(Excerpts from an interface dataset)
***

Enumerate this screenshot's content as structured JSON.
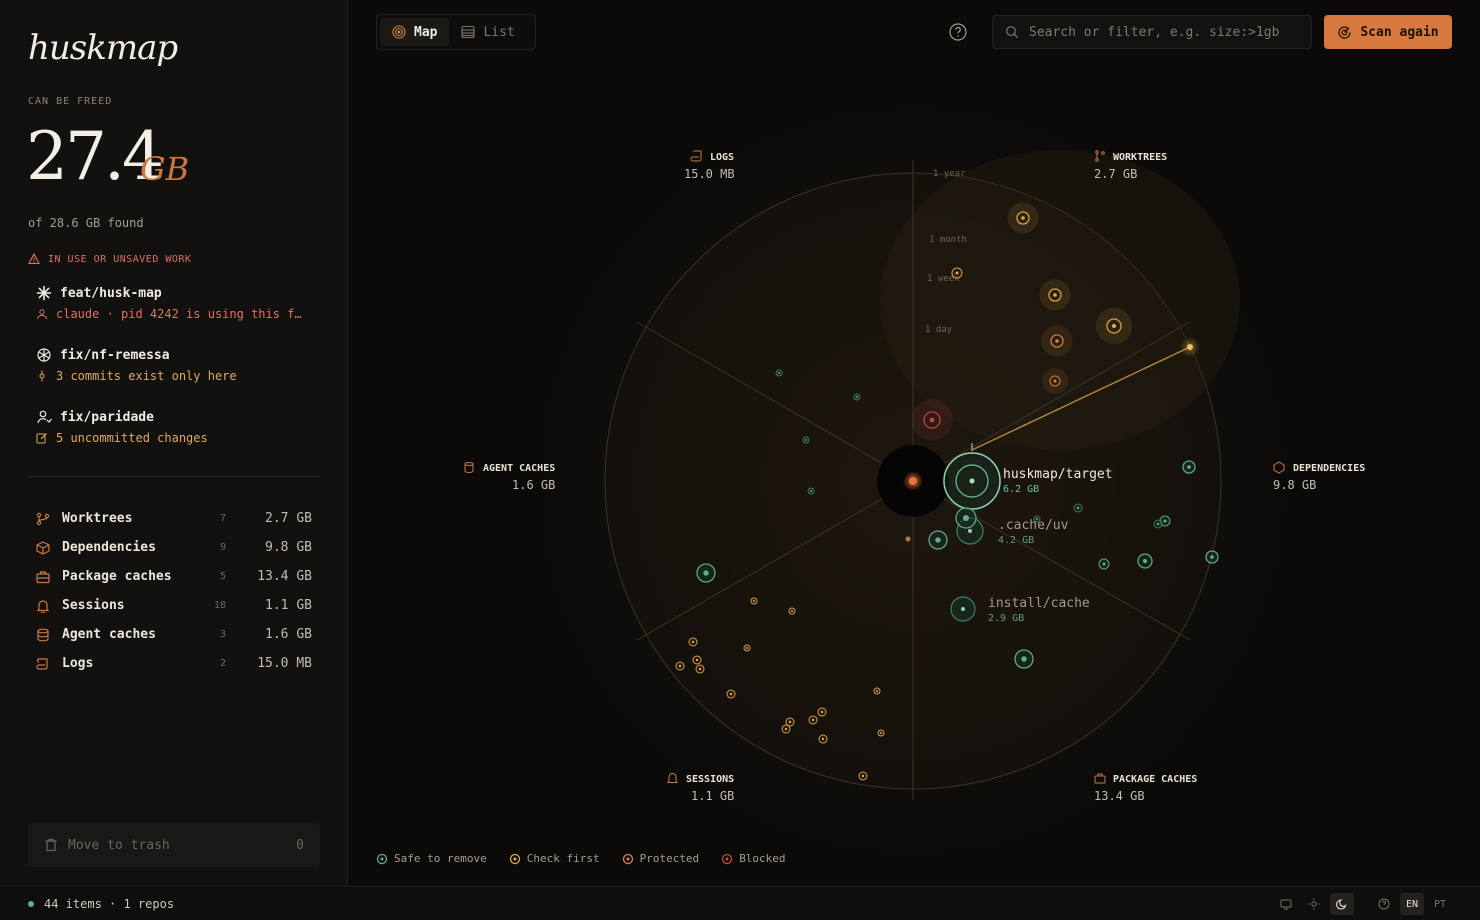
{
  "app": {
    "name": "huskmap"
  },
  "summary": {
    "freed_label": "CAN BE FREED",
    "freed_value": "27.4",
    "freed_unit": "GB",
    "found": "of 28.6 GB found"
  },
  "warnings": {
    "heading": "IN USE OR UNSAVED WORK",
    "items": [
      {
        "name": "feat/husk-map",
        "detail": "claude · pid 4242 is using this f…",
        "icon": "sparkle-icon",
        "detail_icon": "user-icon",
        "tone": "red"
      },
      {
        "name": "fix/nf-remessa",
        "detail": "3 commits exist only here",
        "icon": "openai-icon",
        "detail_icon": "commit-icon",
        "tone": "amber"
      },
      {
        "name": "fix/paridade",
        "detail": "5 uncommitted changes",
        "icon": "person-icon",
        "detail_icon": "edit-icon",
        "tone": "amber"
      }
    ]
  },
  "categories": [
    {
      "name": "Worktrees",
      "count": "7",
      "size": "2.7 GB",
      "icon": "branch-icon"
    },
    {
      "name": "Dependencies",
      "count": "9",
      "size": "9.8 GB",
      "icon": "package-icon"
    },
    {
      "name": "Package caches",
      "count": "5",
      "size": "13.4 GB",
      "icon": "briefcase-icon"
    },
    {
      "name": "Sessions",
      "count": "18",
      "size": "1.1 GB",
      "icon": "bell-icon"
    },
    {
      "name": "Agent caches",
      "count": "3",
      "size": "1.6 GB",
      "icon": "database-icon"
    },
    {
      "name": "Logs",
      "count": "2",
      "size": "15.0 MB",
      "icon": "scroll-icon"
    }
  ],
  "trash": {
    "label": "Move to trash",
    "count": "0"
  },
  "footer": {
    "status": "44 items · 1 repos",
    "lang_en": "EN",
    "lang_pt": "PT"
  },
  "toolbar": {
    "map_label": "Map",
    "list_label": "List",
    "search_placeholder": "Search or filter, e.g. size:>1gb",
    "scan_label": "Scan again"
  },
  "map": {
    "sectors": [
      {
        "name": "LOGS",
        "size": "15.0 MB"
      },
      {
        "name": "WORKTREES",
        "size": "2.7 GB"
      },
      {
        "name": "AGENT CACHES",
        "size": "1.6 GB"
      },
      {
        "name": "DEPENDENCIES",
        "size": "9.8 GB"
      },
      {
        "name": "SESSIONS",
        "size": "1.1 GB"
      },
      {
        "name": "PACKAGE CACHES",
        "size": "13.4 GB"
      }
    ],
    "age_rings": [
      "1 year",
      "1 month",
      "1 week",
      "1 day"
    ],
    "highlights": [
      {
        "name": "huskmap/target",
        "size": "6.2 GB"
      },
      {
        "name": ".cache/uv",
        "size": "4.2 GB"
      },
      {
        "name": "install/cache",
        "size": "2.9 GB"
      }
    ]
  },
  "legend": [
    {
      "label": "Safe to remove",
      "color": "#5fb08a"
    },
    {
      "label": "Check first",
      "color": "#e0a94a"
    },
    {
      "label": "Protected",
      "color": "#d8833e"
    },
    {
      "label": "Blocked",
      "color": "#c94646"
    }
  ]
}
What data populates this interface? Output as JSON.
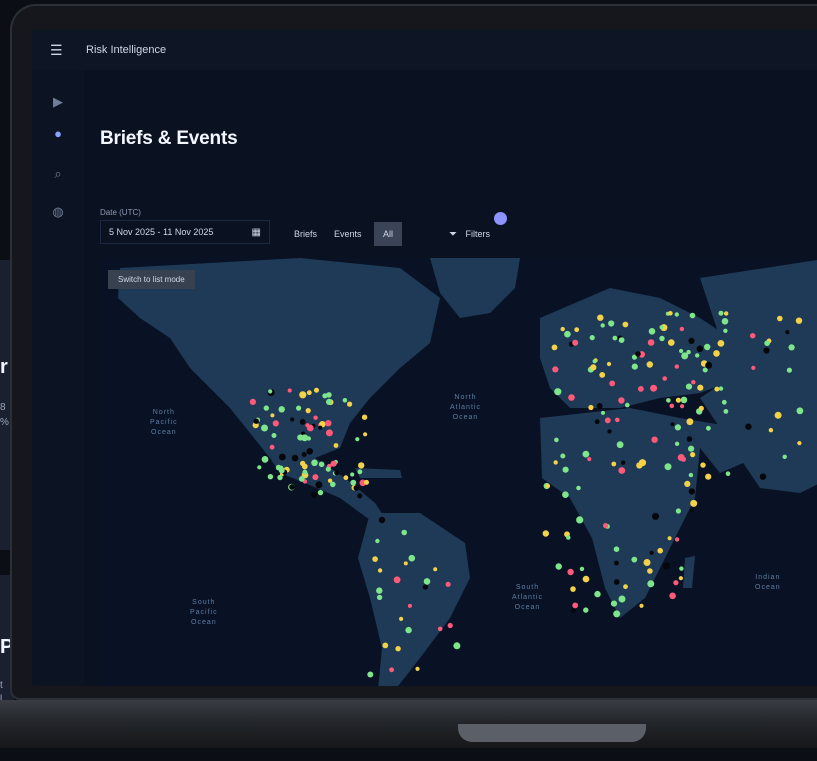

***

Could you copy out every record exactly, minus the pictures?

* [Output]
Enumerate this screenshot's content as structured JSON.
{
  "app": {
    "name": "huskmap"
  },
  "summary": {
    "freed_label": "CAN BE FREED",
    "freed_value": "27.4",
    "freed_unit": "GB",
    "found": "of 28.6 GB found"
  },
  "warnings": {
    "heading": "IN USE OR UNSAVED WORK",
    "items": [
      {
        "name": "feat/husk-map",
        "detail": "claude · pid 4242 is using this f…",
        "icon": "sparkle-icon",
        "detail_icon": "user-icon",
        "tone": "red"
      },
      {
        "name": "fix/nf-remessa",
        "detail": "3 commits exist only here",
        "icon": "openai-icon",
        "detail_icon": "commit-icon",
        "tone": "amber"
      },
      {
        "name": "fix/paridade",
        "detail": "5 uncommitted changes",
        "icon": "person-icon",
        "detail_icon": "edit-icon",
        "tone": "amber"
      }
    ]
  },
  "categories": [
    {
      "name": "Worktrees",
      "count": "7",
      "size": "2.7 GB",
      "icon": "branch-icon"
    },
    {
      "name": "Dependencies",
      "count": "9",
      "size": "9.8 GB",
      "icon": "package-icon"
    },
    {
      "name": "Package caches",
      "count": "5",
      "size": "13.4 GB",
      "icon": "briefcase-icon"
    },
    {
      "name": "Sessions",
      "count": "18",
      "size": "1.1 GB",
      "icon": "bell-icon"
    },
    {
      "name": "Agent caches",
      "count": "3",
      "size": "1.6 GB",
      "icon": "database-icon"
    },
    {
      "name": "Logs",
      "count": "2",
      "size": "15.0 MB",
      "icon": "scroll-icon"
    }
  ],
  "trash": {
    "label": "Move to trash",
    "count": "0"
  },
  "footer": {
    "status": "44 items · 1 repos",
    "lang_en": "EN",
    "lang_pt": "PT"
  },
  "toolbar": {
    "map_label": "Map",
    "list_label": "List",
    "search_placeholder": "Search or filter, e.g. size:>1gb",
    "scan_label": "Scan again"
  },
  "map": {
    "sectors": [
      {
        "name": "LOGS",
        "size": "15.0 MB"
      },
      {
        "name": "WORKTREES",
        "size": "2.7 GB"
      },
      {
        "name": "AGENT CACHES",
        "size": "1.6 GB"
      },
      {
        "name": "DEPENDENCIES",
        "size": "9.8 GB"
      },
      {
        "name": "SESSIONS",
        "size": "1.1 GB"
      },
      {
        "name": "PACKAGE CACHES",
        "size": "13.4 GB"
      }
    ],
    "age_rings": [
      "1 year",
      "1 month",
      "1 week",
      "1 day"
    ],
    "highlights": [
      {
        "name": "huskmap/target",
        "size": "6.2 GB"
      },
      {
        "name": ".cache/uv",
        "size": "4.2 GB"
      },
      {
        "name": "install/cache",
        "size": "2.9 GB"
      }
    ]
  },
  "legend": [
    {
      "label": "Safe to remove",
      "color": "#5fb08a"
    },
    {
      "label": "Check first",
      "color": "#e0a94a"
    },
    {
      "label": "Protected",
      "color": "#d8833e"
    },
    {
      "label": "Blocked",
      "color": "#c94646"
    }
  ]
}
What data populates this interface? Output as JSON.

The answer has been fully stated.